The dissolution of a marriage is devastating, but there’s hope among the ashes.
Clarity often comes like a bolt of lightning out of the blue. It’s a shock that opens your eyes to a whole new perspective. A client of mine called hers a miracle. Mine was like waking up — the kind where you sit straight up, instantly awake, and look around, not recognizing where you are, even though it’s the bedroom you’ve slept in for years.
My bolt of lightning struck after nine years of marriage. I was having a reunion lunch with a very dear friend of mine from college. We had gone our separate ways and hadn’t been in touch since well before either of us had gotten married.
It was one of those long, catch-up conversations where we tried to cram in as much as possible about the last ten years of our lives. And then… it happened. I saw myself through his eyes. It was the old me that he was seeing.
The girl I used to be when I was single loved traveling, seeing bands, curled up in a corner reading, or staying up late into the night in deep conversation with friends. It was a shock because I hadn’t recognized her.
And I realized that that girl was nowhere to be found in the stories I was telling about my life now. I had let her go somewhere along the line. I had replaced her with priorities, responsibilities, burden, and pressure. I had unwittingly sacrificed myself trying to be the wife and mother I thought I was supposed to be.
That was the moment when I knew deep in my heart that my marriage wasn’t working, that I had been miserable for a very long time, and that I would wither away completely if I didn’t do something about it.
Unfortunately, my situation isn’t unusual.
As a divorce coach, I hear some form of this story from all of my clients. I, like so many people, had been caught in a common trap of trying to be what I thought I should be now that I was married. We all have ideas of what these roles entail as a result of television, magazines, and even fairy tales — the wife, mother, cook, housekeeper, and caregiver.
And while I appreciate the equality gains made on behalf of my gender, the feminist movement swung the pendulum so far to the other side that now we all have to be a wife, mother, cook, housekeeper, caregiver, and executive.
So now, Mrs. Cleaver, the stay-at-home mom, became Claire Huxtable, the attorney and mother of five children — both completely unrealistic, but influential characters that shaped my ideas about relationships. And these ideas created my “love language” — all the things I felt I had to be and do to demonstrate my love for my husband.
We all have our own love language. And as with all languages, there can be huge problems with translation. I believed that I was demonstrating my love by taking care of everything and giving him what he wanted. I made more money than he did, so I shouldered all responsibility for our finances when we got married.
We bought a house based on his wish list. We took the vacations he wanted. When he wanted a pure breed golden retriever, I got it for him. Then, when we had our first child, we decided he would stay at home with the baby for the first few months, so he could look for a job closer to home.
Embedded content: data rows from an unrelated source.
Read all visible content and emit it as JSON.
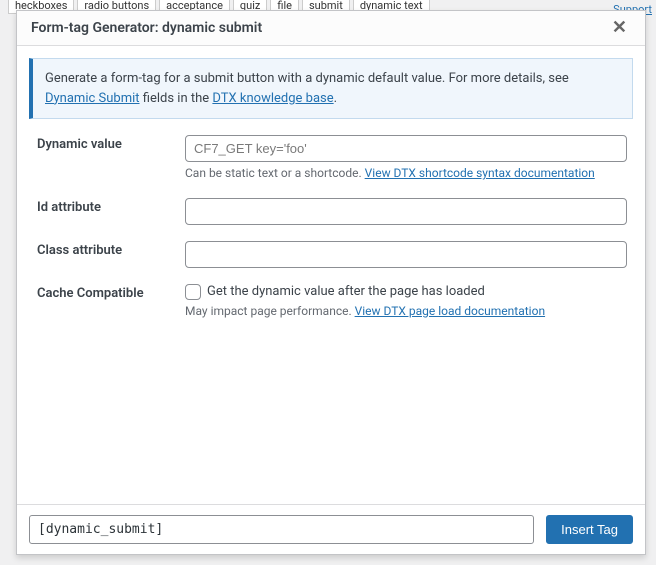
{
  "bg": {
    "tabs": [
      "heckboxes",
      "radio buttons",
      "acceptance",
      "quiz",
      "file",
      "submit",
      "dynamic text"
    ],
    "support": "Support"
  },
  "modal": {
    "title": "Form-tag Generator: dynamic submit",
    "notice": {
      "prefix": "Generate a form-tag for a submit button with a dynamic default value. For more details, see ",
      "link1": "Dynamic Submit",
      "mid": " fields in the ",
      "link2": "DTX knowledge base",
      "suffix": "."
    },
    "fields": {
      "dynamic_value": {
        "label": "Dynamic value",
        "placeholder": "CF7_GET key='foo'",
        "value": "",
        "help_prefix": "Can be static text or a shortcode. ",
        "help_link": "View DTX shortcode syntax documentation"
      },
      "id_attr": {
        "label": "Id attribute",
        "value": ""
      },
      "class_attr": {
        "label": "Class attribute",
        "value": ""
      },
      "cache": {
        "label": "Cache Compatible",
        "cb_label": "Get the dynamic value after the page has loaded",
        "help_prefix": "May impact page performance. ",
        "help_link": "View DTX page load documentation"
      }
    }
  },
  "footer": {
    "tag": "[dynamic_submit]",
    "insert": "Insert Tag"
  }
}
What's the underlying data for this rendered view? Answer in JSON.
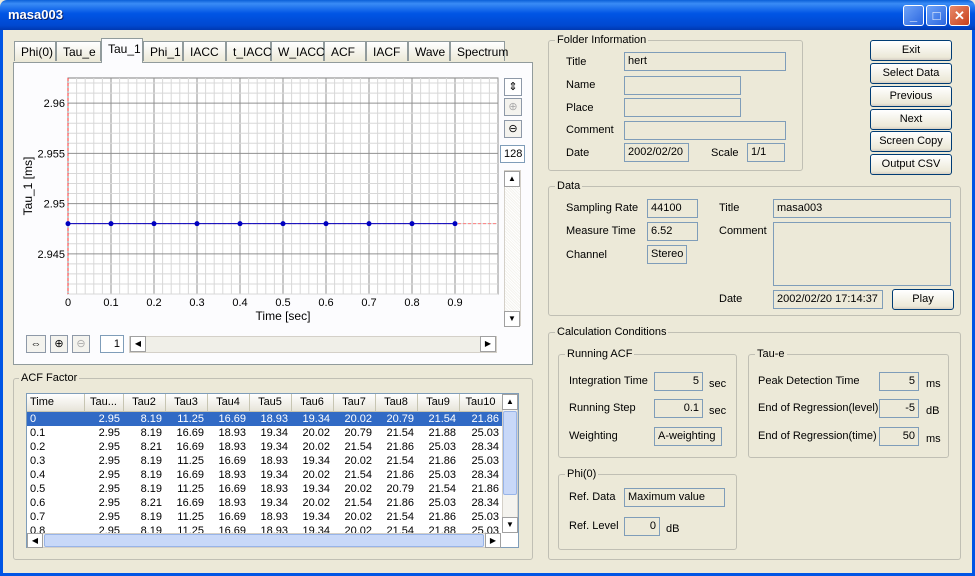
{
  "window": {
    "title": "masa003"
  },
  "tabs": [
    "Phi(0)",
    "Tau_e",
    "Tau_1",
    "Phi_1",
    "IACC",
    "t_IACC",
    "W_IACC",
    "ACF",
    "IACF",
    "Wave",
    "Spectrum"
  ],
  "active_tab": "Tau_1",
  "chart_data": {
    "type": "line",
    "xlabel": "Time [sec]",
    "ylabel": "Tau_1 [ms]",
    "x": [
      0,
      0.1,
      0.2,
      0.3,
      0.4,
      0.5,
      0.6,
      0.7,
      0.8,
      0.9
    ],
    "series": [
      {
        "values": [
          2.948,
          2.948,
          2.948,
          2.948,
          2.948,
          2.948,
          2.948,
          2.948,
          2.948,
          2.948
        ],
        "color": "#0000c0"
      }
    ],
    "xlim": [
      0,
      1.0
    ],
    "ylim": [
      2.941,
      2.9625
    ],
    "x_ticks": [
      "0",
      "0.1",
      "0.2",
      "0.3",
      "0.4",
      "0.5",
      "0.6",
      "0.7",
      "0.8",
      "0.9"
    ],
    "y_ticks": [
      "2.945",
      "2.95",
      "2.955",
      "2.96"
    ],
    "grid": true,
    "reference_line_color": "#ff8080"
  },
  "chart_tools": {
    "points_value": "128",
    "page_value": "1"
  },
  "acf_factor": {
    "title": "ACF Factor",
    "columns": [
      "Time",
      "Tau...",
      "Tau2",
      "Tau3",
      "Tau4",
      "Tau5",
      "Tau6",
      "Tau7",
      "Tau8",
      "Tau9",
      "Tau10"
    ],
    "rows": [
      [
        "0",
        "2.95",
        "8.19",
        "11.25",
        "16.69",
        "18.93",
        "19.34",
        "20.02",
        "20.79",
        "21.54",
        "21.86"
      ],
      [
        "0.1",
        "2.95",
        "8.19",
        "16.69",
        "18.93",
        "19.34",
        "20.02",
        "20.79",
        "21.54",
        "21.88",
        "25.03"
      ],
      [
        "0.2",
        "2.95",
        "8.21",
        "16.69",
        "18.93",
        "19.34",
        "20.02",
        "21.54",
        "21.86",
        "25.03",
        "28.34"
      ],
      [
        "0.3",
        "2.95",
        "8.19",
        "11.25",
        "16.69",
        "18.93",
        "19.34",
        "20.02",
        "21.54",
        "21.86",
        "25.03"
      ],
      [
        "0.4",
        "2.95",
        "8.19",
        "16.69",
        "18.93",
        "19.34",
        "20.02",
        "21.54",
        "21.86",
        "25.03",
        "28.34"
      ],
      [
        "0.5",
        "2.95",
        "8.19",
        "11.25",
        "16.69",
        "18.93",
        "19.34",
        "20.02",
        "20.79",
        "21.54",
        "21.86"
      ],
      [
        "0.6",
        "2.95",
        "8.21",
        "16.69",
        "18.93",
        "19.34",
        "20.02",
        "21.54",
        "21.86",
        "25.03",
        "28.34"
      ],
      [
        "0.7",
        "2.95",
        "8.19",
        "11.25",
        "16.69",
        "18.93",
        "19.34",
        "20.02",
        "21.54",
        "21.86",
        "25.03"
      ],
      [
        "0.8",
        "2.95",
        "8.19",
        "11.25",
        "16.69",
        "18.93",
        "19.34",
        "20.02",
        "21.54",
        "21.88",
        "25.03"
      ]
    ]
  },
  "folder": {
    "legend": "Folder Information",
    "title_label": "Title",
    "title_value": "hert",
    "name_label": "Name",
    "name_value": "",
    "place_label": "Place",
    "place_value": "",
    "comment_label": "Comment",
    "comment_value": "",
    "date_label": "Date",
    "date_value": "2002/02/20",
    "scale_label": "Scale",
    "scale_value": "1/1"
  },
  "buttons": {
    "exit": "Exit",
    "select_data": "Select Data",
    "previous": "Previous",
    "next": "Next",
    "screen_copy": "Screen Copy",
    "output_csv": "Output CSV"
  },
  "data": {
    "legend": "Data",
    "sampling_rate_label": "Sampling Rate",
    "sampling_rate": "44100",
    "measure_time_label": "Measure Time",
    "measure_time": "6.52",
    "channel_label": "Channel",
    "channel": "Stereo",
    "title_label": "Title",
    "title_value": "masa003",
    "comment_label": "Comment",
    "comment_value": "",
    "date_label": "Date",
    "date_value": "2002/02/20 17:14:37",
    "play": "Play"
  },
  "calc": {
    "legend": "Calculation Conditions",
    "running_acf": {
      "legend": "Running ACF",
      "integration_time_label": "Integration Time",
      "integration_time": "5",
      "integration_unit": "sec",
      "running_step_label": "Running Step",
      "running_step": "0.1",
      "running_step_unit": "sec",
      "weighting_label": "Weighting",
      "weighting": "A-weighting"
    },
    "tau_e": {
      "legend": "Tau-e",
      "peak_label": "Peak Detection Time",
      "peak": "5",
      "peak_unit": "ms",
      "eor_level_label": "End of Regression(level)",
      "eor_level": "-5",
      "eor_level_unit": "dB",
      "eor_time_label": "End of Regression(time)",
      "eor_time": "50",
      "eor_time_unit": "ms"
    },
    "phi0": {
      "legend": "Phi(0)",
      "ref_data_label": "Ref. Data",
      "ref_data": "Maximum value",
      "ref_level_label": "Ref. Level",
      "ref_level": "0",
      "ref_level_unit": "dB"
    }
  }
}
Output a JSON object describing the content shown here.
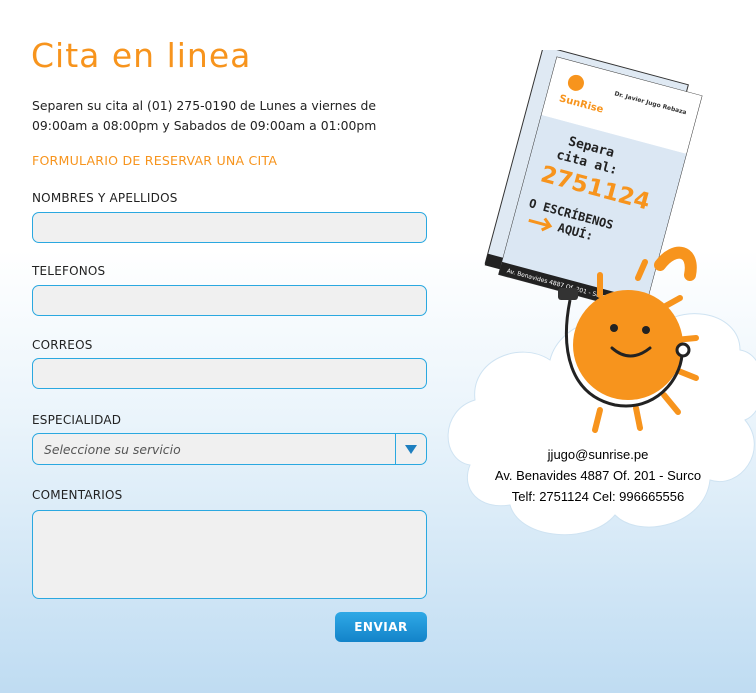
{
  "header": {
    "title": "Cita en linea",
    "intro": "Separen su cita al (01) 275-0190 de Lunes a viernes de 09:00am a 08:00pm y Sabados de 09:00am a 01:00pm"
  },
  "form": {
    "title": "FORMULARIO DE RESERVAR UNA CITA",
    "names_label": "NOMBRES Y APELLIDOS",
    "phones_label": "TELEFONOS",
    "email_label": "CORREOS",
    "specialty_label": "ESPECIALIDAD",
    "specialty_placeholder": "Seleccione su servicio",
    "comments_label": "COMENTARIOS",
    "submit_label": "ENVIAR"
  },
  "flyer": {
    "brand": "SunRise",
    "doctor": "Dr. Javier Jugo Rebaza",
    "line1": "Separa",
    "line2": "cita al:",
    "number": "2751124",
    "line3": "O ESCRÍBENOS",
    "line4": "AQUÍ:",
    "footer": "Av. Benavides 4887 Of. 201 - Surco"
  },
  "contact": {
    "email": "jjugo@sunrise.pe",
    "address": "Av. Benavides 4887 Of. 201 -  Surco",
    "phones": "Telf: 2751124   Cel: 996665556"
  },
  "colors": {
    "accent": "#f7941d",
    "field_border": "#2aa8e0",
    "button": "#1b8fd3"
  }
}
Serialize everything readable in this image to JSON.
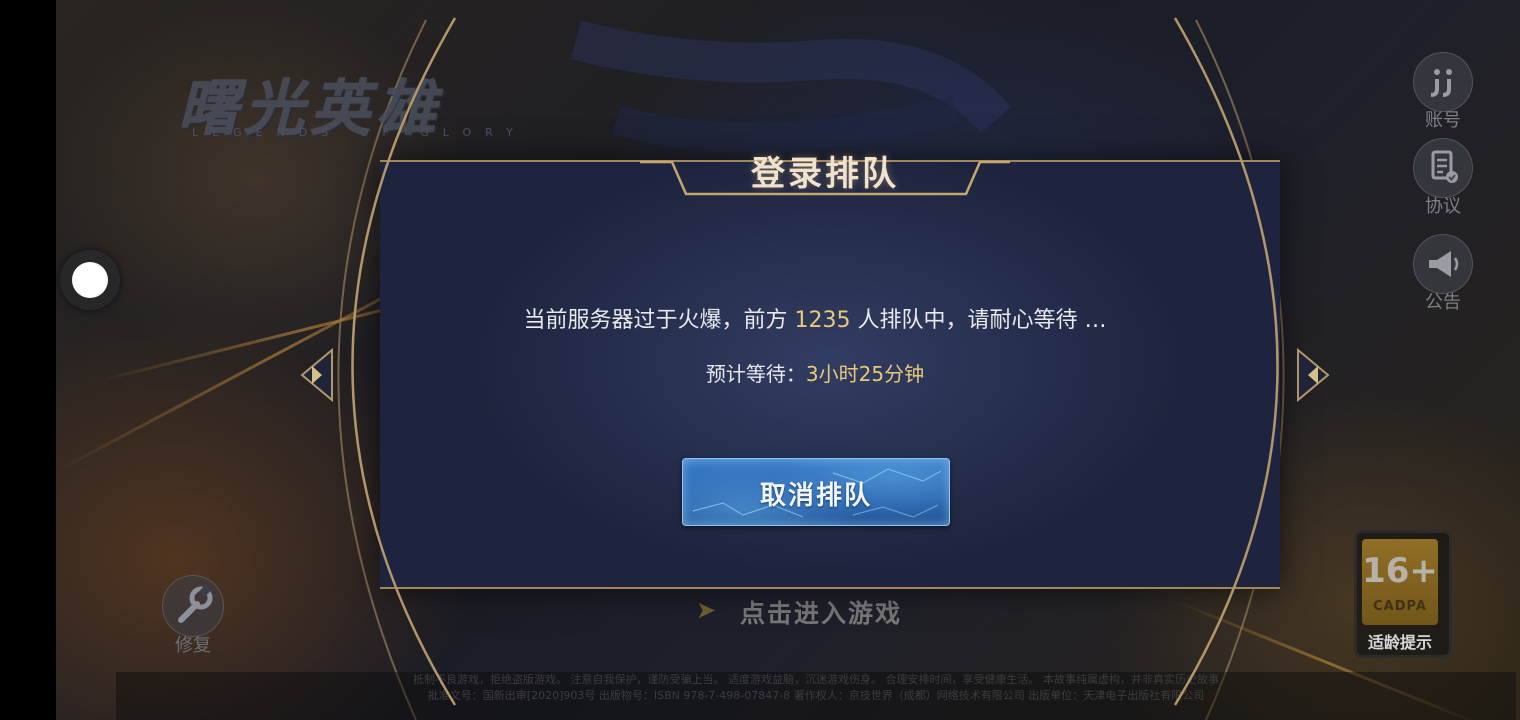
{
  "game": {
    "title": "曙光英雄",
    "subtitle": "LEGENDS OF GLORY"
  },
  "side_menu": {
    "account_label": "账号",
    "agreement_label": "协议",
    "notice_label": "公告"
  },
  "repair_label": "修复",
  "age_rating": {
    "number": "16+",
    "org": "CADPA",
    "label": "适龄提示"
  },
  "enter_game_label": "点击进入游戏",
  "queue_dialog": {
    "title": "登录排队",
    "message_prefix": "当前服务器过于火爆，前方",
    "queue_count": "1235",
    "message_suffix": "人排队中，请耐心等待 …",
    "wait_label": "预计等待：",
    "wait_time": "3小时25分钟",
    "cancel_button": "取消排队"
  },
  "copyright": {
    "line1": "抵制不良游戏，拒绝盗版游戏。 注意自我保护，谨防受骗上当。 适度游戏益脑，沉迷游戏伤身。 合理安排时间，享受健康生活。 本故事纯属虚构，并非真实历史故事",
    "line2": "批准文号：国新出审[2020]903号 出版物号：ISBN 978-7-498-07847-8 著作权人：京技世界（成都）网络技术有限公司 出版单位：天津电子出版社有限公司"
  },
  "colors": {
    "accent_gold": "#e8c87a",
    "frame_gold": "#a0865a",
    "button_blue": "#2a64ad"
  }
}
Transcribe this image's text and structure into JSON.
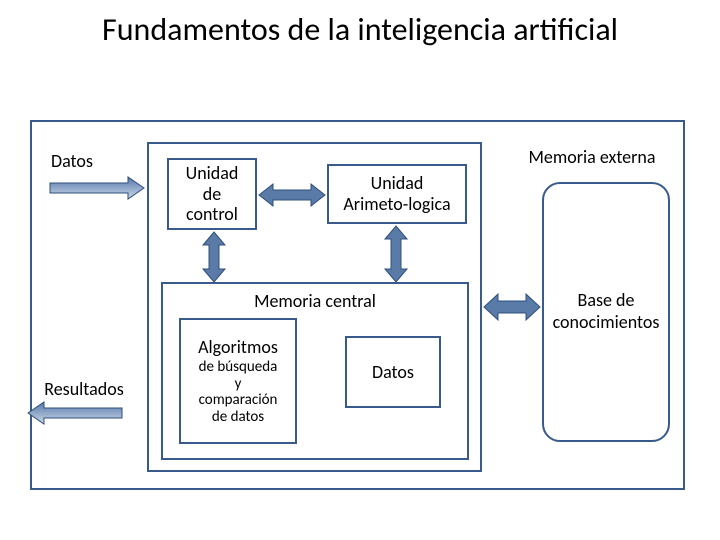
{
  "title": "Fundamentos de la inteligencia artificial",
  "labels": {
    "datos_in": "Datos",
    "resultados": "Resultados",
    "memoria_externa": "Memoria externa"
  },
  "boxes": {
    "unidad_control": "Unidad\nde\ncontrol",
    "unidad_alu": "Unidad\nArimeto-logica",
    "memoria_central": "Memoria central",
    "algoritmos_title": "Algoritmos",
    "algoritmos_sub": "de búsqueda\ny\ncomparación\nde datos",
    "datos_box": "Datos",
    "base_conocimientos": "Base  de conocimientos"
  },
  "arrows": {
    "color_blue": "#5a7aa8",
    "color_grad_a": "#5478ab",
    "color_grad_b": "#cdd8e8"
  }
}
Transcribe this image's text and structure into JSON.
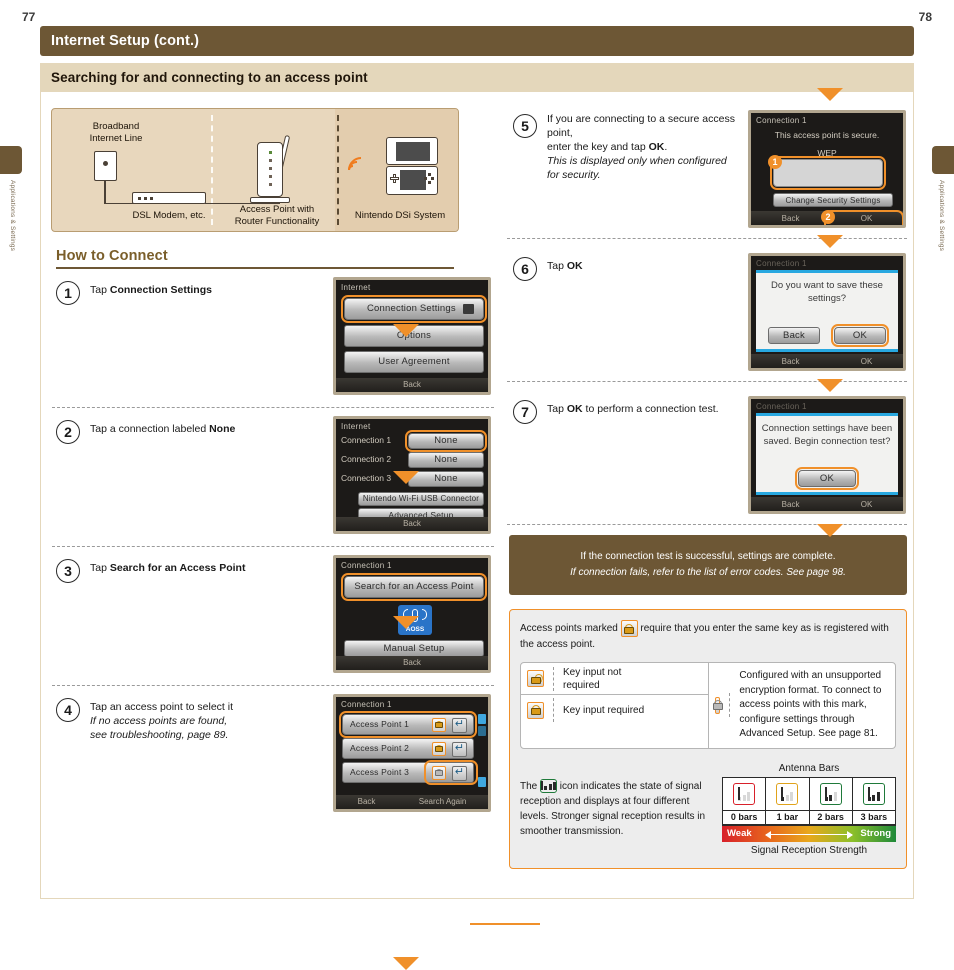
{
  "pages": {
    "left": "77",
    "right": "78"
  },
  "side_tab": {
    "label": "Applications & Settings"
  },
  "header": {
    "title": "Internet Setup (cont.)",
    "subtitle": "Searching for and connecting to an access point"
  },
  "diagram": {
    "broadband_label": "Broadband\nInternet Line",
    "broadband_line1": "Broadband",
    "broadband_line2": "Internet Line",
    "modem_label": "DSL Modem, etc.",
    "router_label_line1": "Access Point with",
    "router_label_line2": "Router Functionality",
    "dsi_label": "Nintendo DSi System"
  },
  "how_to_connect": {
    "heading": "How to Connect"
  },
  "steps": [
    {
      "num": "1",
      "text_pre": "Tap ",
      "text_bold": "Connection Settings",
      "text_post": "",
      "note": "",
      "screen": {
        "title": "Internet",
        "buttons": [
          "Connection Settings",
          "Options",
          "User Agreement"
        ],
        "footer": "Back"
      }
    },
    {
      "num": "2",
      "text_pre": "Tap a connection labeled ",
      "text_bold": "None",
      "text_post": "",
      "note": "",
      "screen": {
        "title": "Internet",
        "rows": [
          {
            "label": "Connection 1",
            "value": "None"
          },
          {
            "label": "Connection 2",
            "value": "None"
          },
          {
            "label": "Connection 3",
            "value": "None"
          }
        ],
        "extra_buttons": [
          "Nintendo Wi-Fi USB Connector",
          "Advanced Setup"
        ],
        "footer": "Back"
      }
    },
    {
      "num": "3",
      "text_pre": "Tap ",
      "text_bold": "Search for an Access Point",
      "text_post": "",
      "note": "",
      "screen": {
        "title": "Connection 1",
        "primary_button": "Search for an Access Point",
        "aoss_label": "AOSS",
        "manual_button": "Manual Setup",
        "footer": "Back"
      }
    },
    {
      "num": "4",
      "text_pre": "Tap an access point to select it",
      "text_bold": "",
      "text_post": "",
      "note_line1": "If no access points are found,",
      "note_line2": "see  troubleshooting, page 89.",
      "screen": {
        "title": "Connection 1",
        "rows": [
          "Access Point 1",
          "Access Point 2",
          "Access Point 3"
        ],
        "footer_left": "Back",
        "footer_right": "Search Again"
      }
    },
    {
      "num": "5",
      "text_line1_pre": "If you are connecting to a secure access point,",
      "text_line2_pre": "enter the key and tap ",
      "text_line2_bold": "OK",
      "text_line2_post": ".",
      "note_line1": "This is displayed only when configured",
      "note_line2": "for security.",
      "screen": {
        "title": "Connection 1",
        "message": "This access point is secure.",
        "security_type": "WEP",
        "key_value": "",
        "change_button": "Change Security Settings",
        "footer_left": "Back",
        "footer_right": "OK",
        "badge1": "1",
        "badge2": "2"
      }
    },
    {
      "num": "6",
      "text_pre": "Tap ",
      "text_bold": "OK",
      "text_post": "",
      "screen": {
        "title": "Connection 1",
        "dialog_line1": "Do you want to save these",
        "dialog_line2": "settings?",
        "buttons": [
          "Back",
          "OK"
        ],
        "footer_left": "Back",
        "footer_right": "OK"
      }
    },
    {
      "num": "7",
      "text_pre": "Tap ",
      "text_bold": "OK",
      "text_post": " to perform a connection test.",
      "screen": {
        "title": "Connection 1",
        "dialog_line1": "Connection settings have been",
        "dialog_line2": "saved. Begin connection test?",
        "buttons": [
          "OK"
        ],
        "footer_left": "Back",
        "footer_right": "OK"
      }
    }
  ],
  "notice": {
    "line1": "If the connection test is successful, settings are complete.",
    "line2": "If connection fails, refer to the list of error codes. See page 98."
  },
  "key_panel": {
    "lead_pre": "Access points marked ",
    "lead_post": " require that you enter the same key as is registered with the access point.",
    "rows": [
      {
        "icon": "lock-open-icon",
        "label_line1": "Key input not",
        "label_line2": "required"
      },
      {
        "icon": "lock-closed-icon",
        "label_line1": "Key input required",
        "label_line2": ""
      }
    ],
    "unsupported": {
      "icon": "lock-unsupported-icon",
      "line1": "Configured with an unsupported encryption",
      "line2": "format. To connect to access points with this",
      "line3": "mark, configure settings through Advanced",
      "line4": "Setup. See page 81."
    }
  },
  "antenna": {
    "text_pre": "The ",
    "text_post": " icon indicates the state of signal reception and displays at four different levels. Stronger signal reception results in smoother transmission.",
    "caption": "Antenna Bars",
    "levels": [
      {
        "label": "0 bars",
        "bars": 0,
        "tint": "#d8202a"
      },
      {
        "label": "1 bar",
        "bars": 1,
        "tint": "#e0a31c"
      },
      {
        "label": "2 bars",
        "bars": 2,
        "tint": "#1f7a3a"
      },
      {
        "label": "3 bars",
        "bars": 3,
        "tint": "#1f7a3a"
      }
    ],
    "weak_label": "Weak",
    "strong_label": "Strong",
    "footer": "Signal Reception Strength"
  },
  "colors": {
    "brand_brown": "#6d5735",
    "accent_orange": "#f0902a",
    "subtitle_bg": "#e4d7bb",
    "diagram_bg": "#e8d7bd"
  }
}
Seven years later, he still hadn’t gone back to work. Even though he was at home, I was the one that cooked, cleaned, and bathed the baby. I paid all the bills doing a job that I hated. I felt trapped and miserable. I was cracking under the pressure of so much responsibility.
And I was so hurt that my love language was never reciprocated. I felt completely betrayed that he had never tried to ease or share these responsibilities with me. I know now, as a coach, that he didn’t speak or understand my love language and I certainly didn’t speak or understand his.
Our divorce was finalized in July 2013. It was a very long, challenging journey, but I can honestly say that I needed the experience. I needed to wake up. I needed to find myself. I needed to ditch my old love language and start creating something new. I needed to recognize and acknowledge my authentic self and not take her for granted — ever again.
Sometimes, we don’t realize how important something is until it is almost lost. I was allowing what I didn’t want to enter my life, and I was hiding from myself.
And yet, I can’t help but see both my marriage and divorce as gifts in my life. I cherish my marriage. It gave me challenge and growth, insight and learning that I wouldn’t have had otherwise. It also gave me my two wonderful sons who make everything in my life bright and beautiful.
My divorce gave me freedom. It gave me the gift of intention, of choosing to live my life wide awake. And it gave me myself, the best gift of all.
Originally Published at Your Tango